    The Mysterious "Castle" at Stepaside

    Mysterious Castle at Stepaside is actually an abandoned ironworks. © Ferne Arfin

    At Stepaside, surrounded by a camping/ caravan park and a cluster of cabins, a surprising granite ruin rises up.

    It's the Stepaside Ironworks, built in 1848 and abandoned a generation later. The lovely woodland path, paved with pebbles and cinder was once the route of a narrow gauge tramway that carried iron, and coal from several nearby collieries, to the harbor at Saundersfoot.

    When the works became uneconomical, they were simply abandoned and the forest has reclaimed the landscape. The information, by the way, is on a sign at the start of the path, near the public restrooms. It's the only clue to what the monumental ruins are all about and I had passed without even reading it. Actually, being surprised by the "Castle" was more fun. 

    Challenges for the Energetic

    At this point, if you are feeling energetic, continue along the path which runs to the left of a paved road for a while. The small village of Kilgetty is about two miles further on.

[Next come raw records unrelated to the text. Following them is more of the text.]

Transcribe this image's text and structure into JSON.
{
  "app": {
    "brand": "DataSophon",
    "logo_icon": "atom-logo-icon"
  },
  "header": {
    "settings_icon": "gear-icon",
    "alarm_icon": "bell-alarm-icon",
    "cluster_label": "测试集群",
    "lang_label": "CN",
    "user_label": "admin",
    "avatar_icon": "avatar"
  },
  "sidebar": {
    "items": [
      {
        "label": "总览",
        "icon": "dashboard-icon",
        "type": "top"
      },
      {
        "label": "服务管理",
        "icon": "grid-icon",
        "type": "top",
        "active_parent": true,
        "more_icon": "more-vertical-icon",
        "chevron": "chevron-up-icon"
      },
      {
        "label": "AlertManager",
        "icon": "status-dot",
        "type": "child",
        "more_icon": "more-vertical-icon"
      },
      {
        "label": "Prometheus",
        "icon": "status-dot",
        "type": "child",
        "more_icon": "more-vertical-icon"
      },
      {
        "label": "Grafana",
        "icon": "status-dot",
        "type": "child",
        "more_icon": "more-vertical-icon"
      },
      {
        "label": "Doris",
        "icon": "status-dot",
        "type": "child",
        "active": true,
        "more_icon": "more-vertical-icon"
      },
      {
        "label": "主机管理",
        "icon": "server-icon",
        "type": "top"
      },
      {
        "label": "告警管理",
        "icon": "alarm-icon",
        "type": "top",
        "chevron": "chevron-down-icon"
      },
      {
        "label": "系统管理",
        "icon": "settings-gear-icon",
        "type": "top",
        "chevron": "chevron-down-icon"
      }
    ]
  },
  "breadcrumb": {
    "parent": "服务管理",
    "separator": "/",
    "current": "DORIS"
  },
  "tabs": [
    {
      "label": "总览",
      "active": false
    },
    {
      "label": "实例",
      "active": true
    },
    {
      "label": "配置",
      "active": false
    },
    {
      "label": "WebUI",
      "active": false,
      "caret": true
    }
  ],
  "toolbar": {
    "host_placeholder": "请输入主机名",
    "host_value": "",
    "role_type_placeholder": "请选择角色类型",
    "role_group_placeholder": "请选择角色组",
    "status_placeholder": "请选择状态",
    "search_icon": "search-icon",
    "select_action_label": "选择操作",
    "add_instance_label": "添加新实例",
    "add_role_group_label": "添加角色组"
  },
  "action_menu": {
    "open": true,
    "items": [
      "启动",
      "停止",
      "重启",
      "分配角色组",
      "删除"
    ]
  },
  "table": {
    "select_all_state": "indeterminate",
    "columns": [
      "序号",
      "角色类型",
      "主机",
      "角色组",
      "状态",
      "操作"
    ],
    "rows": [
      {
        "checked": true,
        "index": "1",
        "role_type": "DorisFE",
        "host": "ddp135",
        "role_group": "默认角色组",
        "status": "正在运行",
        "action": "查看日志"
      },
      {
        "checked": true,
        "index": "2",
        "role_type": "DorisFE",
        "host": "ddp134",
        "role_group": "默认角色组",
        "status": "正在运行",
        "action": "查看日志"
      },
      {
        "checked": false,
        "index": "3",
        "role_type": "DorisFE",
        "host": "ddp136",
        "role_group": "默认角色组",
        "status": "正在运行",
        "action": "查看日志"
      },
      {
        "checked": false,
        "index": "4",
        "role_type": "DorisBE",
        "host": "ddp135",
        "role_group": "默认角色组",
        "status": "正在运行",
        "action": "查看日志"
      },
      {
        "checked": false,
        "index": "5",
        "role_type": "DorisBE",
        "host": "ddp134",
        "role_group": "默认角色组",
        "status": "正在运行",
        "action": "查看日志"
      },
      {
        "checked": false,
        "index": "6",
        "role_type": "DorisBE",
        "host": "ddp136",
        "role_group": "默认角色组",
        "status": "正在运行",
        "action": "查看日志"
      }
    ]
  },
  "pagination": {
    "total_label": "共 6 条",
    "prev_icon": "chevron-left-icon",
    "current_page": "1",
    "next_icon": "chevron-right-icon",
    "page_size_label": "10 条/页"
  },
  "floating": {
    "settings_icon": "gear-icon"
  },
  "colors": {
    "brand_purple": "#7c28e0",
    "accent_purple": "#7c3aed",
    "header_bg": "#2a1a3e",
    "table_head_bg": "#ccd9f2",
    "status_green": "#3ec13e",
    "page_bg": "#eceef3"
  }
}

    But be warned, the last mile of the path climbs steadily at a very steep 30 to 40 degree grade. Take a taxi number with you in case you don't fancy returning down such a steep path. Gaz Cabs, metered taxis from Tenby, will come out to collect you from Kilgetty. Call them on 01834 844 0204 or 07837 974724.